- Exercise brief:
Collect each line of the entries that holds the string "name".

*** Dataset extract ***

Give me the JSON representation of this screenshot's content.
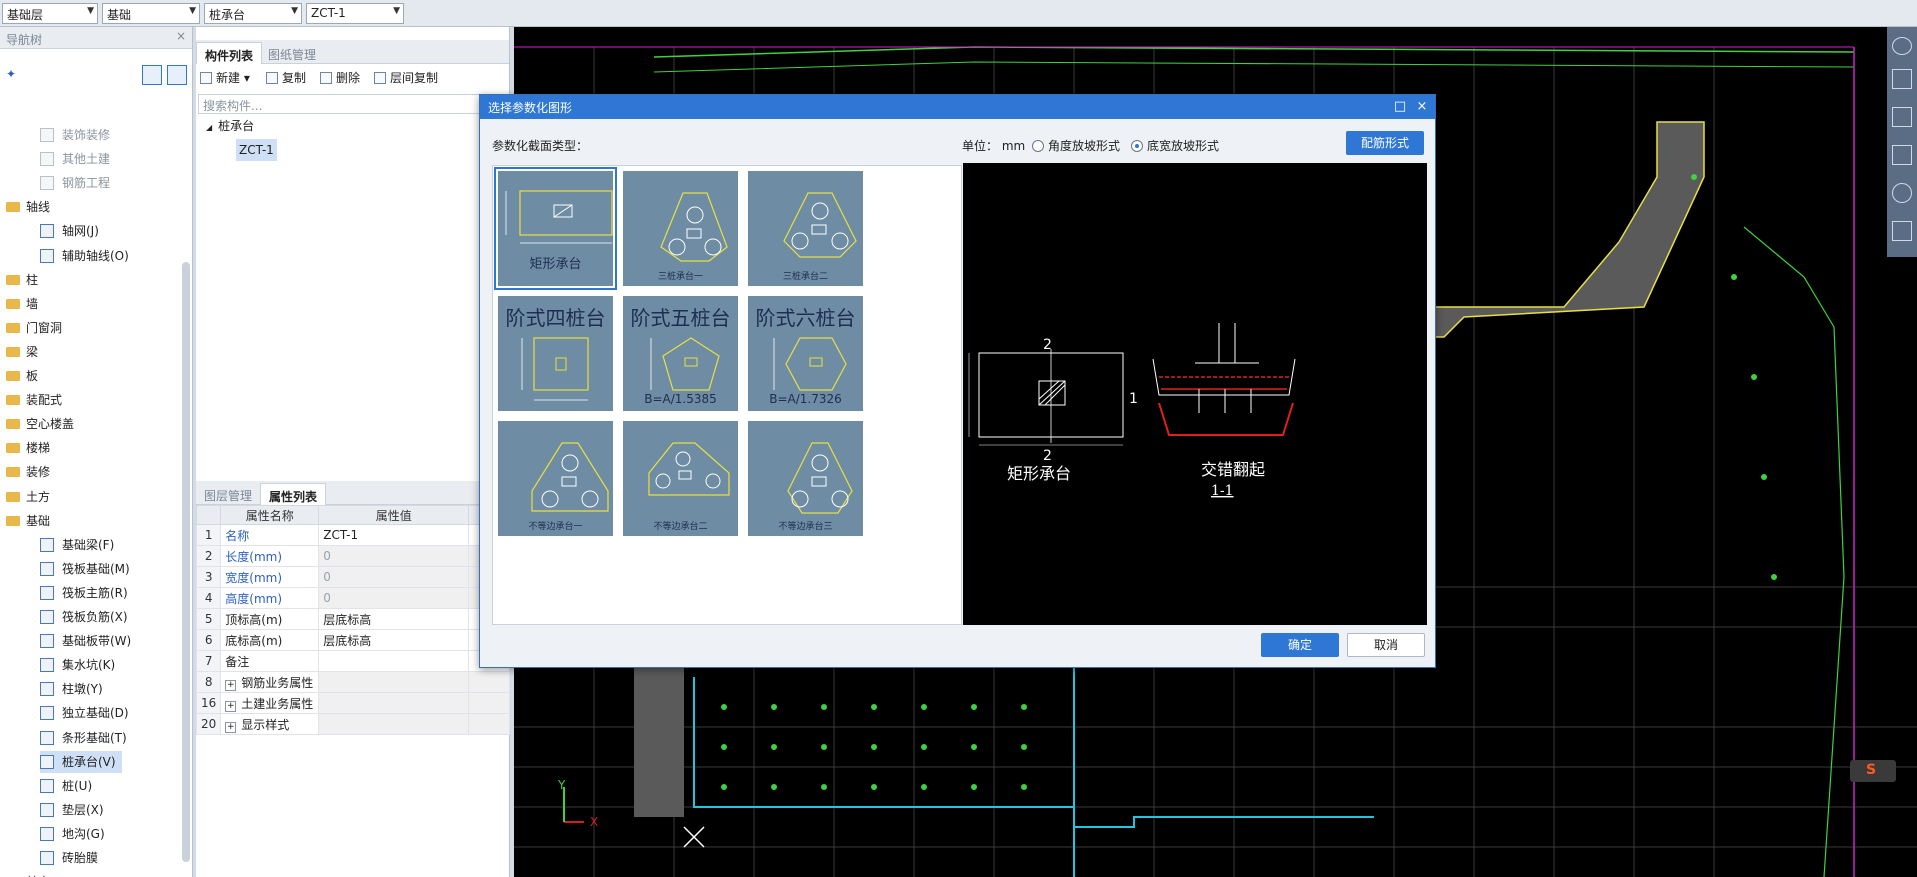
{
  "topbar": {
    "combos": [
      "基础层",
      "基础",
      "桩承台",
      "ZCT-1"
    ]
  },
  "nav": {
    "title": "导航树",
    "items": [
      {
        "label": "装饰装修",
        "kind": "child",
        "dim": true
      },
      {
        "label": "其他土建",
        "kind": "child",
        "dim": true
      },
      {
        "label": "钢筋工程",
        "kind": "child",
        "dim": true
      },
      {
        "label": "轴线",
        "kind": "folder"
      },
      {
        "label": "轴网(J)",
        "kind": "child"
      },
      {
        "label": "辅助轴线(O)",
        "kind": "child"
      },
      {
        "label": "柱",
        "kind": "folder"
      },
      {
        "label": "墙",
        "kind": "folder"
      },
      {
        "label": "门窗洞",
        "kind": "folder"
      },
      {
        "label": "梁",
        "kind": "folder"
      },
      {
        "label": "板",
        "kind": "folder"
      },
      {
        "label": "装配式",
        "kind": "folder"
      },
      {
        "label": "空心楼盖",
        "kind": "folder"
      },
      {
        "label": "楼梯",
        "kind": "folder"
      },
      {
        "label": "装修",
        "kind": "folder"
      },
      {
        "label": "土方",
        "kind": "folder"
      },
      {
        "label": "基础",
        "kind": "folder"
      },
      {
        "label": "基础梁(F)",
        "kind": "child"
      },
      {
        "label": "筏板基础(M)",
        "kind": "child"
      },
      {
        "label": "筏板主筋(R)",
        "kind": "child"
      },
      {
        "label": "筏板负筋(X)",
        "kind": "child"
      },
      {
        "label": "基础板带(W)",
        "kind": "child"
      },
      {
        "label": "集水坑(K)",
        "kind": "child"
      },
      {
        "label": "柱墩(Y)",
        "kind": "child"
      },
      {
        "label": "独立基础(D)",
        "kind": "child"
      },
      {
        "label": "条形基础(T)",
        "kind": "child"
      },
      {
        "label": "桩承台(V)",
        "kind": "child",
        "selected": true
      },
      {
        "label": "桩(U)",
        "kind": "child"
      },
      {
        "label": "垫层(X)",
        "kind": "child"
      },
      {
        "label": "地沟(G)",
        "kind": "child"
      },
      {
        "label": "砖胎膜",
        "kind": "child"
      },
      {
        "label": "其它",
        "kind": "folder"
      }
    ]
  },
  "components": {
    "tabs": [
      "构件列表",
      "图纸管理"
    ],
    "toolbar": {
      "new": "新建",
      "copy": "复制",
      "delete": "删除",
      "floor_copy": "层间复制"
    },
    "search_placeholder": "搜索构件...",
    "tree_root": "桩承台",
    "tree_child": "ZCT-1"
  },
  "properties": {
    "tabs": [
      "图层管理",
      "属性列表"
    ],
    "headers": [
      "属性名称",
      "属性值"
    ],
    "rows": [
      {
        "num": "1",
        "name": "名称",
        "value": "ZCT-1",
        "blue": true,
        "gray": false
      },
      {
        "num": "2",
        "name": "长度(mm)",
        "value": "0",
        "blue": true,
        "gray": true
      },
      {
        "num": "3",
        "name": "宽度(mm)",
        "value": "0",
        "blue": true,
        "gray": true
      },
      {
        "num": "4",
        "name": "高度(mm)",
        "value": "0",
        "blue": true,
        "gray": true
      },
      {
        "num": "5",
        "name": "顶标高(m)",
        "value": "层底标高",
        "blue": false,
        "gray": false
      },
      {
        "num": "6",
        "name": "底标高(m)",
        "value": "层底标高",
        "blue": false,
        "gray": false
      },
      {
        "num": "7",
        "name": "备注",
        "value": "",
        "blue": false,
        "gray": false
      },
      {
        "num": "8",
        "name": "钢筋业务属性",
        "value": "",
        "blue": false,
        "gray": true,
        "expand": true
      },
      {
        "num": "16",
        "name": "土建业务属性",
        "value": "",
        "blue": false,
        "gray": true,
        "expand": true
      },
      {
        "num": "20",
        "name": "显示样式",
        "value": "",
        "blue": false,
        "gray": true,
        "expand": true
      }
    ]
  },
  "dialog": {
    "title": "选择参数化图形",
    "section_label": "参数化截面类型：",
    "unit_label": "单位：",
    "unit_value": "mm",
    "radio1": "角度放坡形式",
    "radio2": "底宽放坡形式",
    "rebar_button": "配筋形式",
    "ok": "确定",
    "cancel": "取消",
    "thumbs": [
      {
        "caption": "矩形承台",
        "big": ""
      },
      {
        "caption": "三桩承台一",
        "big": ""
      },
      {
        "caption": "三桩承台二",
        "big": ""
      },
      {
        "caption": "",
        "big": "阶式四桩台"
      },
      {
        "caption": "B=A/1.5385",
        "big": "阶式五桩台"
      },
      {
        "caption": "B=A/1.7326",
        "big": "阶式六桩台"
      },
      {
        "caption": "不等边承台一",
        "big": ""
      },
      {
        "caption": "不等边承台二",
        "big": ""
      },
      {
        "caption": "不等边承台三",
        "big": ""
      }
    ],
    "preview": {
      "left_caption": "矩形承台",
      "right_caption": "交错翻起",
      "section_label": "1-1",
      "mark_top": "2",
      "mark_bottom": "2",
      "mark_right": "1"
    }
  },
  "cad": {
    "axis_y": "Y",
    "axis_x": "X"
  },
  "colors": {
    "accent": "#2f77d4",
    "cad_bg": "#000000",
    "thumb_bg": "#6e8da4"
  }
}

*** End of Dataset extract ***

- Solution:
        "name": "名称",
        "name": "长度(mm)",
        "name": "宽度(mm)",
        "name": "高度(mm)",
        "name": "顶标高(m)",
        "name": "底标高(m)",
        "name": "备注",
        "name": "钢筋业务属性",
        "name": "土建业务属性",
        "name": "显示样式",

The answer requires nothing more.